The civil nuclear liability bill is ready for introduction, and in all likelihood it would be introduced after the parliament recess, she said.

The bill was to be introduced in the Lok Sabha Monday but the government withdrew it at the eleventh hour in the face of stiff opposition from the opposition.

Seeking US support for India's membership of the UN Security Council, she said: "Both our governments are agreed that the new global realities require that we revisit and reorganize existing governance models which were put in place over six decades ago.

"We see our case for permanent membership of the Security Council as valid and legitimate. We seek the support of the US in this endeavour."

Rao said Prime Minister Manmohan Singh would participate in the Nuclear Security Summit to be hosted by Obama next month. "We believe the summit can be milestone in addressing the threat of nuclear terrorism."

On Afghanistan, she said: "The deteriorating situation is one of the foremost security related challenges faced by our region. We feel it is vital for the international community to stay the course in Afghanistan."

Referring to the latest attacks on Indians in Kabul February 26, she said: "The international community should understand that such attempts, if unchecked, will only embolden the forces that held sway in Afghanistan in the 1990s and caused the tragedy of 9/11."

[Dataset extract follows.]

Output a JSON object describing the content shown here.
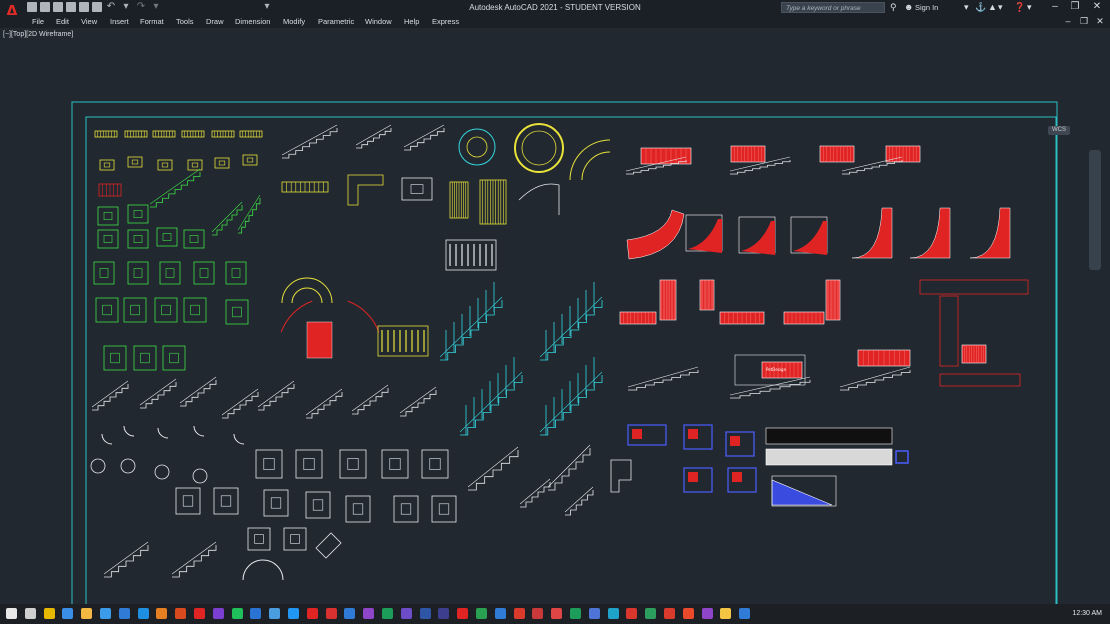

"We are not scaling down our operations in Afghanistan, we are taking all necessary security measures to safeguard Indian lives there," she added.

first published:March 16, 2010, 16:49 IST